Melissa Tapia, a sophomore in political science whose mother emigrated from Mexico, said the topic of Mexican patriarchy was important but questioned why the Bruin Republicans chose someone like Yiannopoulos to address it.
"How is '10 Things I Hate About Mexico' supposed to give a debate about immigration that actually is productive?" Tapia said. "I believe the intention is to incite hate, and it reveals to me ignorance. Patriarchy definitely exists within the culture but it's so much more nuanced.… The issue is here we have this immigration talk and we are glossing over these nuances and what we're getting is this output of hate and hate speech and a perpetuation of stereotypes and the validation of racism."
The Bruin Republicans, in a statement, said they expected a "very large and anticipated event" since it would mark Yiannopoulos' first college campus appearance of the year. The club intended to charge $30 and $50 for tickets and share the proceeds with Yiannopoulos rather than pay him a speaking fee.
"I was planning to show up dressed as my genderqueer social justice alter ego Styrm to explain how importing Mexican patriarchy would hurt marginalized communities in America," Yiannopoulos said. "But I guess another university will get to enjoy the show — and the profits — instead."
Times staff writer Alene Tchekmedyian contributed to this report.
9:25 p.m.: This article was updated with statements from Chancellor Gene Block and the Bruin Republicans.
7:50 p.m.: This article was updated to reflect that the talk has been canceled.

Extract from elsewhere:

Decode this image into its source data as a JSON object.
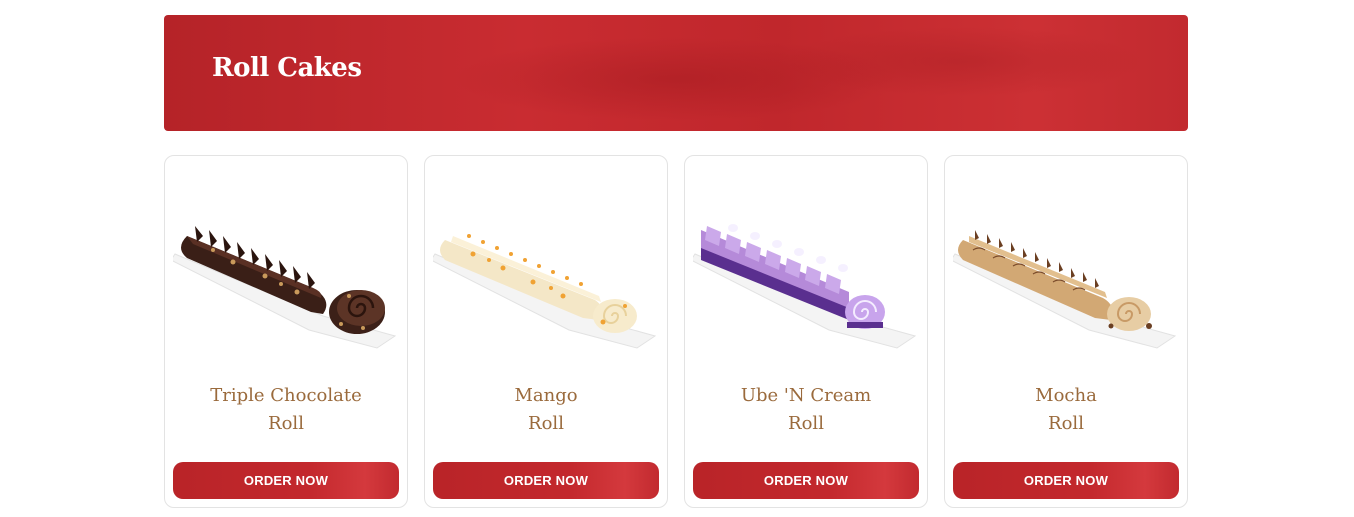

1:35 p.m.: This article was updated with additional details and comments from UCLA student Melissa Tapia.